The Spanish newspaper El Pais, which reported on the incident in December, said Buyuksu’s legal team fears that neither Greece nor Turkey, countries that have long had political disputes, want the case to go further as they are enjoying a moment of good relations.

An autopsy conducted by the Forensic Medicine Institute of the Turkish Ministry of Justice, and reviewed by Al Jazeera, concluded that Buyuksu died as a “result of extensive intra-soft tissue bleeding along with multiple rib fractures due to general body trauma”.

“It is unanimously agreed that there is a causal link between the trauma exposed to and his death, and that there is no other common cause in the death,” the report stated.

The Bodrum Public Prosecutor’s office sent a request to the Greek Judicial Authority for assistance in investigating the death in January 2023. According to the documents reviewed by Al Jazeera, as of July 2023, they had received no response.

Buyuksu's makeshift grave
Buyuksu died almost two years ago at 30; his family is still searching for answers [Courtesy of Dilan Biyik, Buyuksu’s sister]
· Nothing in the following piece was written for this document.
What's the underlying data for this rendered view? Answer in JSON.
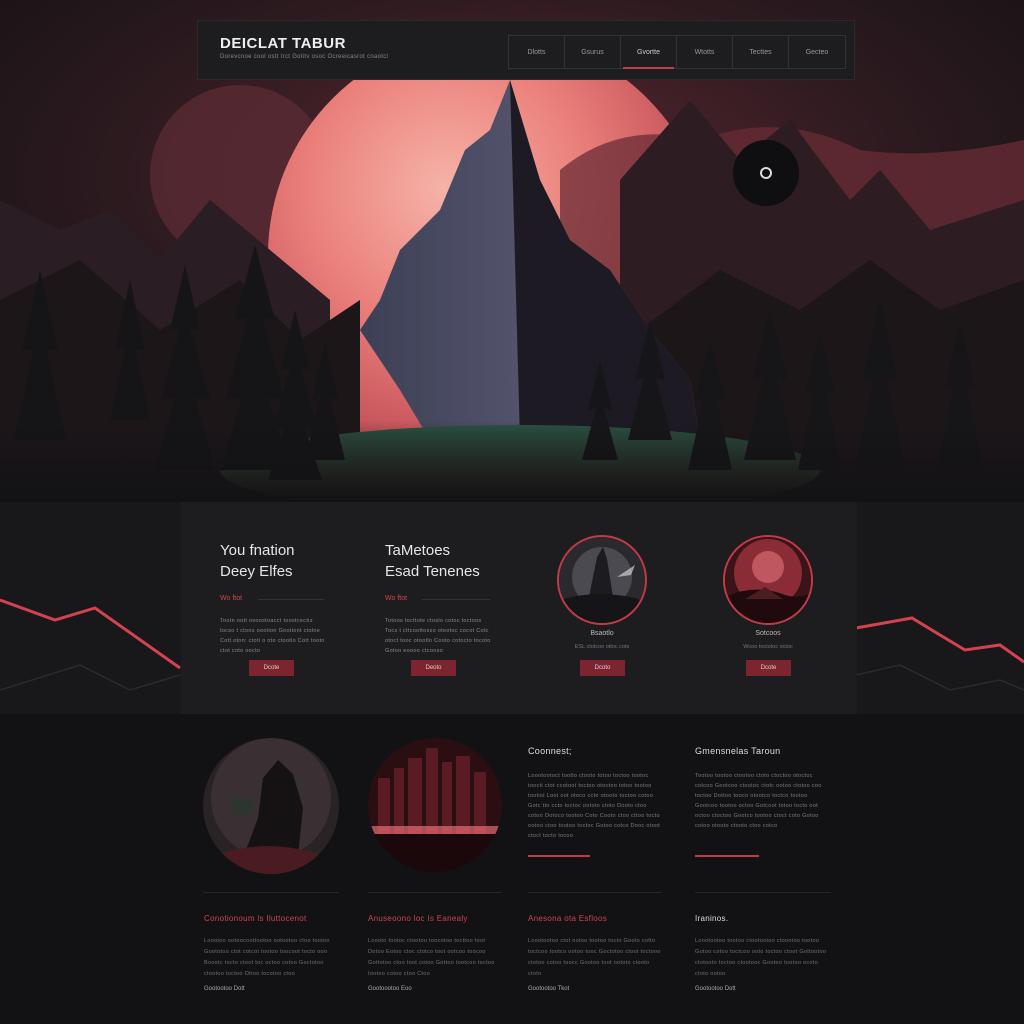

In November, legal organisations in Turkey and Greece – the Progressive Lawyers’ Association and the Legal Centre Lesvos – released a statement demanding information from Greece about the status of an investigation.

In Greece, the preliminary steps in such an investigation would be conducted by judges who would file a recommendation to the prosecutor on whether there was a need for a full investigation.

“Probably a preliminary investigation is on in Greece, but we’re not informed officially,” said Vicky Aggelidou, a lawyer at the Legal Centre Lesvos. “This was another illegal pushback from the land, as many others we have monitored. I hope the investigation will proceed and accusations against the Greek coastguard will be made.”

At the time of publishing, the Greek Ministry of Justice had not responded to Al Jazeera’s request for comment.

Having spent years consulting rights groups and lawyers, Biyik is running out of hope.

“I couldn’t even experience my pain because we are constantly fighting for justice,” she said. “After my brother’s perpetrators are found and punished, then I can start to mourn.”

Source: Al Jazeera